Last month, Atlantic earned one of CSO magazine's inaugural CSO40 Awards, honoring security projects "that demonstrate outstanding business value and thought leadership." The Joint Commission also recognized the Red Cell program last year as an example of security best practices.
U.S. intelligence agencies and others have used Red Cell for decades to obtain insights from persons outside their organizations.
Patients' design input creates better hospitals
More than $600 million in construction projects either recently completed or under way in four states will feature at least nine new health care facilities built by Mercy, St. Louis, by spring 2015.
To make sure Mercy provides the best possible experience for patients, who better to provide input on new facility design than the patients and community being served?

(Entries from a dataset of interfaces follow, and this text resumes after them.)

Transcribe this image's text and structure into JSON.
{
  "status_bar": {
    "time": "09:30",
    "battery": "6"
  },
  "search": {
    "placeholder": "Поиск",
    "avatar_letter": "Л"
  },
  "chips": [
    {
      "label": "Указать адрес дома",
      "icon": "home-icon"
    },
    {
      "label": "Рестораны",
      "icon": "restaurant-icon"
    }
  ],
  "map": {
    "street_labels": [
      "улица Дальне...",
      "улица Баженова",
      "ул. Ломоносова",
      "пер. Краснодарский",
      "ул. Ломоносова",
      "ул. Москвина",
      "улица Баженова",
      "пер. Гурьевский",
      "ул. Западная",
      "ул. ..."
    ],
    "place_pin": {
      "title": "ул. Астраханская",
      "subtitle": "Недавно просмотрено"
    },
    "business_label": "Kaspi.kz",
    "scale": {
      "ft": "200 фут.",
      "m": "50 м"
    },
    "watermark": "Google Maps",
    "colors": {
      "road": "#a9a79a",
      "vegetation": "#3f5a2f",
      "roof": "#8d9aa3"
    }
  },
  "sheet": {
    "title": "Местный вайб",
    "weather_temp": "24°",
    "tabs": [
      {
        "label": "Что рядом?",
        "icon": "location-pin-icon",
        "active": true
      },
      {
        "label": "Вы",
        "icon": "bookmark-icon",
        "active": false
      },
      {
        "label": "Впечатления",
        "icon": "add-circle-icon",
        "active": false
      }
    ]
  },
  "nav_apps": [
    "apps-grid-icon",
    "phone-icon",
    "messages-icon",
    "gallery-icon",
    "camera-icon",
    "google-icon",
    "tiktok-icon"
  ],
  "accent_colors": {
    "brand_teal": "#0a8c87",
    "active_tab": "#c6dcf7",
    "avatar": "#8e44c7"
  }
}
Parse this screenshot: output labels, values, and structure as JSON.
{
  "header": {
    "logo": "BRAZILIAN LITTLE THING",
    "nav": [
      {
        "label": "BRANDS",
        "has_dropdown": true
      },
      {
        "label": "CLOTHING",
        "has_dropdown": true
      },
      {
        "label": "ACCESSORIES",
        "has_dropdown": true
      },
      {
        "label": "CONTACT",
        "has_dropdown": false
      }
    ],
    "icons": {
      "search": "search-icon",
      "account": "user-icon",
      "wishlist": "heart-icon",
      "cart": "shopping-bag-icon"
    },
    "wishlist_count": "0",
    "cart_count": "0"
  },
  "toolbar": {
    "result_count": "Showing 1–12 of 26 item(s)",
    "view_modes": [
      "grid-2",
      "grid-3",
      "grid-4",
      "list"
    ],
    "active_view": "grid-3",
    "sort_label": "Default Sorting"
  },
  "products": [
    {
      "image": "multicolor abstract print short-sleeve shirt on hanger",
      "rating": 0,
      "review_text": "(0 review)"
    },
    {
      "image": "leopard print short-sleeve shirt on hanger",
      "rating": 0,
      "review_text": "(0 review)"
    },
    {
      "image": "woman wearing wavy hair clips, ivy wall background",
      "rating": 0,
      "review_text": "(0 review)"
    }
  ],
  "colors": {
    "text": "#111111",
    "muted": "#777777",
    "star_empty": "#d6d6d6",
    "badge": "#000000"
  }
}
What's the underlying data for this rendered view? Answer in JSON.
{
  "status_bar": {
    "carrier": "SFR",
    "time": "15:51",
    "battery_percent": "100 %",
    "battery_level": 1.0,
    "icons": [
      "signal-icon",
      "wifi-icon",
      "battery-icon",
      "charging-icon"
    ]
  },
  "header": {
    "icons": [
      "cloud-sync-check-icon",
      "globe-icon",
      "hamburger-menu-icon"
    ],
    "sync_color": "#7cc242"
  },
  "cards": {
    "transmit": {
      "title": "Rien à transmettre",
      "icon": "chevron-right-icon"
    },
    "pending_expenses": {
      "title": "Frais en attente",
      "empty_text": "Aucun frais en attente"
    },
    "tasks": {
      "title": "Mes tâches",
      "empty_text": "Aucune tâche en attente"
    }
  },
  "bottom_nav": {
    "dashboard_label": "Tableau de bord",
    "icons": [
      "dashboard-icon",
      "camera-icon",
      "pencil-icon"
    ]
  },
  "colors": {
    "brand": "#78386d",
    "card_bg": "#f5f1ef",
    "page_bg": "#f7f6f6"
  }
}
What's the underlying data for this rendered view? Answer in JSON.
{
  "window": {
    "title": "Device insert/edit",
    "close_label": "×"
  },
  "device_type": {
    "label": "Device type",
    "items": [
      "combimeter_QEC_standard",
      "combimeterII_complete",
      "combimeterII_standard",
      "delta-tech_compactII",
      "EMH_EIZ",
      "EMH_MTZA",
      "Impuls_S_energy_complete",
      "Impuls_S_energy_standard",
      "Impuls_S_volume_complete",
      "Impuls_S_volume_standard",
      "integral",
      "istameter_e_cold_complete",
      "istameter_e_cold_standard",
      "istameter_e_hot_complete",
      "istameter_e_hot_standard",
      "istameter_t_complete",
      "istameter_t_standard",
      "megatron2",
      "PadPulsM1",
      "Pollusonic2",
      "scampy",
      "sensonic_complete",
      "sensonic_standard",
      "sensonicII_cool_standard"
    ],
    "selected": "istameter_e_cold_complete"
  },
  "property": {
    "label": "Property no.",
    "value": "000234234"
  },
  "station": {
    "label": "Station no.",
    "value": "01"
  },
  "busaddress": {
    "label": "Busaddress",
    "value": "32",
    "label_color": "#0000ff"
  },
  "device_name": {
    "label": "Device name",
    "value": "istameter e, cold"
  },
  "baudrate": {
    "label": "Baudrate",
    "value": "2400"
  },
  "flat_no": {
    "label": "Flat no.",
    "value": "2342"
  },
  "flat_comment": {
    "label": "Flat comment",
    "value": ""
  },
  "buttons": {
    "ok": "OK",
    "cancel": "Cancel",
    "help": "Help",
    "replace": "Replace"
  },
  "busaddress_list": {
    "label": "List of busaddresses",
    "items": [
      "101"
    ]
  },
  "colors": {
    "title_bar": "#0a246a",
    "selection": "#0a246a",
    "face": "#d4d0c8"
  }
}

The health system provides opportunities for patient input on a regular basis by establishing local community advisory groups and other ways to communicate suggestions for each construction project, says Beth Kistner, director, customer experience, at Mercy. More importantly, Mercy has enhanced its facilities by incorporating patients' ideas, she adds.
"In the last three years or so, there has been an explicit and intentional attempt to bring our patients directly into our projects so that we're matching up what we're doing with their needs and expectations," she says.
For example, Shan Carter, Spencer, Okla., who has a rare form of multiple sclerosis, served on the advisory group for the new Mercy Rehabilitation Hospital Oklahoma City.
Being wheelchair-bound for the past two years enabled Carter to offer insight into something as simple, yet critical, as the size of bathrooms in the rehab facility. Many bathroom doorways are now 6 inches wider and bathrooms are 5 inches bigger for easier maneuvering in wheelchairs due to his input.
Patient input also resulted in changes to the labor and birth suites at Mercy Hospital St. Louis so there is proximity between the baby's bed and the mother. Other changes included improving the proximity and size of bathrooms, especially to accommodate patients' using an IV pole, and installing high-end shower jets in patient bathrooms.
Thanks to community input, numerous changes were incorporated at the new neonatal intensive care unit (NICU) in Springfield, Mo. Among them were giving parents the ability to stay with their babies in the NICU and providing a room for family members.
This article first appeared in the May 2013 issue of HFM magazine.